• Task prompt
Please restate each entry word for word.

• Material supplied

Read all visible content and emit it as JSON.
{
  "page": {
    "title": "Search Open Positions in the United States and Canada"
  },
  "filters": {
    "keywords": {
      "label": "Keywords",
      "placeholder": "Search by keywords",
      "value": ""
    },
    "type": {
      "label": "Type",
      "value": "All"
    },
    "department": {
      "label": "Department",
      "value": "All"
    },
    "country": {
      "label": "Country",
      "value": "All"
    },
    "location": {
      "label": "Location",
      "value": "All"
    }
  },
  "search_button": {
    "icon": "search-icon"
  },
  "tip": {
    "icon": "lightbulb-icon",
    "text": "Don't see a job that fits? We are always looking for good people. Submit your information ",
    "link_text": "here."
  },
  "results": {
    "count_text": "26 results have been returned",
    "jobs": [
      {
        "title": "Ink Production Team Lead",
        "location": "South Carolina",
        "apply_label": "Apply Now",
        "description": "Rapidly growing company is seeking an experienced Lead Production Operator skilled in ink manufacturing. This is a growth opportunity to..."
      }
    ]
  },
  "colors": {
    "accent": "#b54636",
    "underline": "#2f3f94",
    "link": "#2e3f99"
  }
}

• Response area
Read all visible content and emit it as JSON.
{
  "page": {
    "title": "Search Open Positions in the United States and Canada"
  },
  "filters": {
    "keywords": {
      "label": "Keywords",
      "placeholder": "Search by keywords",
      "value": ""
    },
    "type": {
      "label": "Type",
      "value": "All"
    },
    "department": {
      "label": "Department",
      "value": "All"
    },
    "country": {
      "label": "Country",
      "value": "All"
    },
    "location": {
      "label": "Location",
      "value": "All"
    }
  },
  "search_button": {
    "icon": "search-icon"
  },
  "tip": {
    "icon": "lightbulb-icon",
    "text": "Don't see a job that fits? We are always looking for good people. Submit your information ",
    "link_text": "here."
  },
  "results": {
    "count_text": "26 results have been returned",
    "jobs": [
      {
        "title": "Ink Production Team Lead",
        "location": "South Carolina",
        "apply_label": "Apply Now",
        "description": "Rapidly growing company is seeking an experienced Lead Production Operator skilled in ink manufacturing. This is a growth opportunity to..."
      }
    ]
  },
  "colors": {
    "accent": "#b54636",
    "underline": "#2f3f94",
    "link": "#2e3f99"
  }
}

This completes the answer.